__WHAT YOU NEED TO DO__. Apart from the pictures, print the data below exactly as given.

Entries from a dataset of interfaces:
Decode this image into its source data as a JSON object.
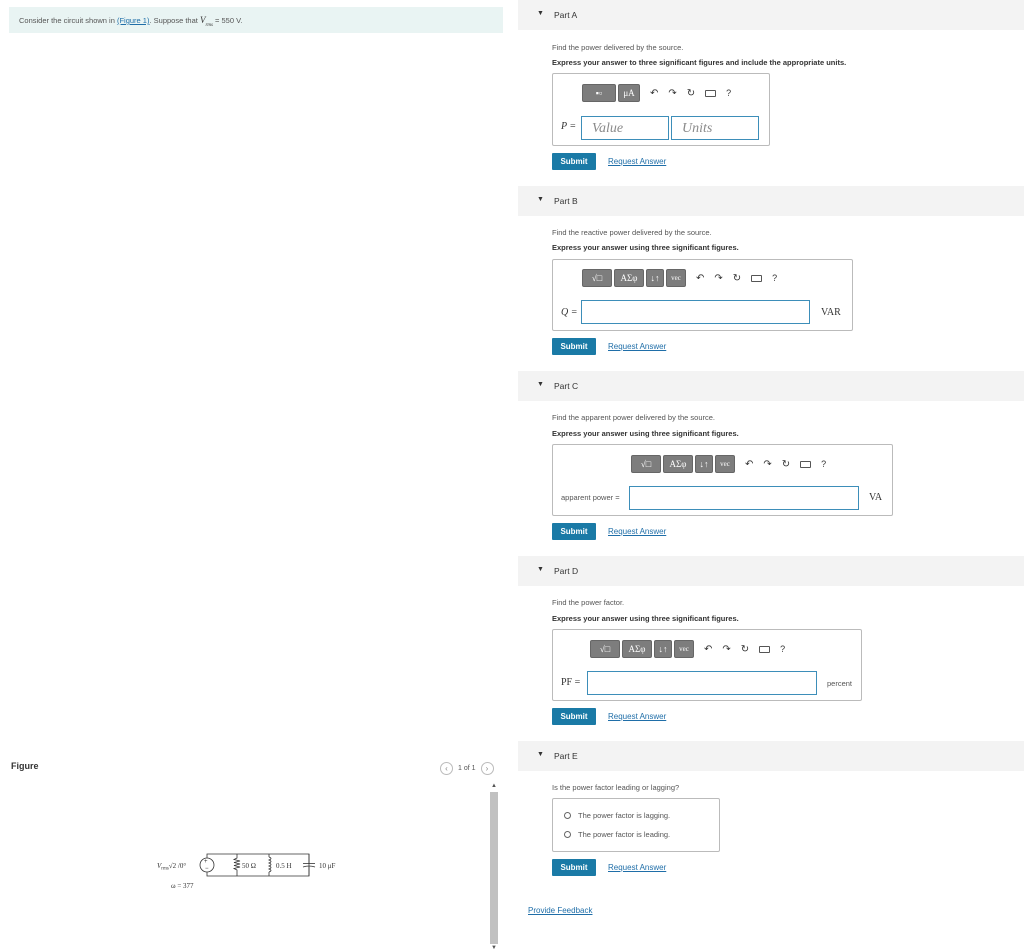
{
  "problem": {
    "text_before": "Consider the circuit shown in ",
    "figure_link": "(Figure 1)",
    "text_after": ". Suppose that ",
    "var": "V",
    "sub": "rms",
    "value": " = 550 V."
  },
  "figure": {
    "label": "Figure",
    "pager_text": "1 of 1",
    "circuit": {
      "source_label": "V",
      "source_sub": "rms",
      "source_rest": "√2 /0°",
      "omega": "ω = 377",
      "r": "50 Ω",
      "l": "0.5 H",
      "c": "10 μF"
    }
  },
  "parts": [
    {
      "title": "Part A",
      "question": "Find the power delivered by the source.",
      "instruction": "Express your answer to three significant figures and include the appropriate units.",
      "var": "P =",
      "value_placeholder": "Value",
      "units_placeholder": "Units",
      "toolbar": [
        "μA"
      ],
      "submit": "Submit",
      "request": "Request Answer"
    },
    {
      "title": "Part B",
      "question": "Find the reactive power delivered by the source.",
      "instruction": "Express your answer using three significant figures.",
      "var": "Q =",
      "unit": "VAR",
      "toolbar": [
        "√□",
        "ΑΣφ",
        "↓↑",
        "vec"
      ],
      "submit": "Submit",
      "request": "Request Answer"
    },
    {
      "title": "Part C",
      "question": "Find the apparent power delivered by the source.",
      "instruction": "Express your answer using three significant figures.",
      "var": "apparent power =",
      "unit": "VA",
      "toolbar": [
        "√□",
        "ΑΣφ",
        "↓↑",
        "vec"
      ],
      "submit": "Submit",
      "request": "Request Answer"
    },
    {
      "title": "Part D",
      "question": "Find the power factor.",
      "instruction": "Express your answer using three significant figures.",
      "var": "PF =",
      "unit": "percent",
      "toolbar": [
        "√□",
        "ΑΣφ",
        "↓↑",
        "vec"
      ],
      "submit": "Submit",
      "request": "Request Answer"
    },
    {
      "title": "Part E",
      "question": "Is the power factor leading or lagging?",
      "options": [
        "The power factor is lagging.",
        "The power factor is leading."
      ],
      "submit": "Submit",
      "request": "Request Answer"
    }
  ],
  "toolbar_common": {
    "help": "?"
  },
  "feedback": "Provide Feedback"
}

__TASK RESULT__.
Decode this image into its source data as a JSON object.
{
  "problem": {
    "text_before": "Consider the circuit shown in ",
    "figure_link": "(Figure 1)",
    "text_after": ". Suppose that ",
    "var": "V",
    "sub": "rms",
    "value": " = 550 V."
  },
  "figure": {
    "label": "Figure",
    "pager_text": "1 of 1",
    "circuit": {
      "source_label": "V",
      "source_sub": "rms",
      "source_rest": "√2 /0°",
      "omega": "ω = 377",
      "r": "50 Ω",
      "l": "0.5 H",
      "c": "10 μF"
    }
  },
  "parts": [
    {
      "title": "Part A",
      "question": "Find the power delivered by the source.",
      "instruction": "Express your answer to three significant figures and include the appropriate units.",
      "var": "P =",
      "value_placeholder": "Value",
      "units_placeholder": "Units",
      "toolbar": [
        "μA"
      ],
      "submit": "Submit",
      "request": "Request Answer"
    },
    {
      "title": "Part B",
      "question": "Find the reactive power delivered by the source.",
      "instruction": "Express your answer using three significant figures.",
      "var": "Q =",
      "unit": "VAR",
      "toolbar": [
        "√□",
        "ΑΣφ",
        "↓↑",
        "vec"
      ],
      "submit": "Submit",
      "request": "Request Answer"
    },
    {
      "title": "Part C",
      "question": "Find the apparent power delivered by the source.",
      "instruction": "Express your answer using three significant figures.",
      "var": "apparent power =",
      "unit": "VA",
      "toolbar": [
        "√□",
        "ΑΣφ",
        "↓↑",
        "vec"
      ],
      "submit": "Submit",
      "request": "Request Answer"
    },
    {
      "title": "Part D",
      "question": "Find the power factor.",
      "instruction": "Express your answer using three significant figures.",
      "var": "PF =",
      "unit": "percent",
      "toolbar": [
        "√□",
        "ΑΣφ",
        "↓↑",
        "vec"
      ],
      "submit": "Submit",
      "request": "Request Answer"
    },
    {
      "title": "Part E",
      "question": "Is the power factor leading or lagging?",
      "options": [
        "The power factor is lagging.",
        "The power factor is leading."
      ],
      "submit": "Submit",
      "request": "Request Answer"
    }
  ],
  "toolbar_common": {
    "help": "?"
  },
  "feedback": "Provide Feedback"
}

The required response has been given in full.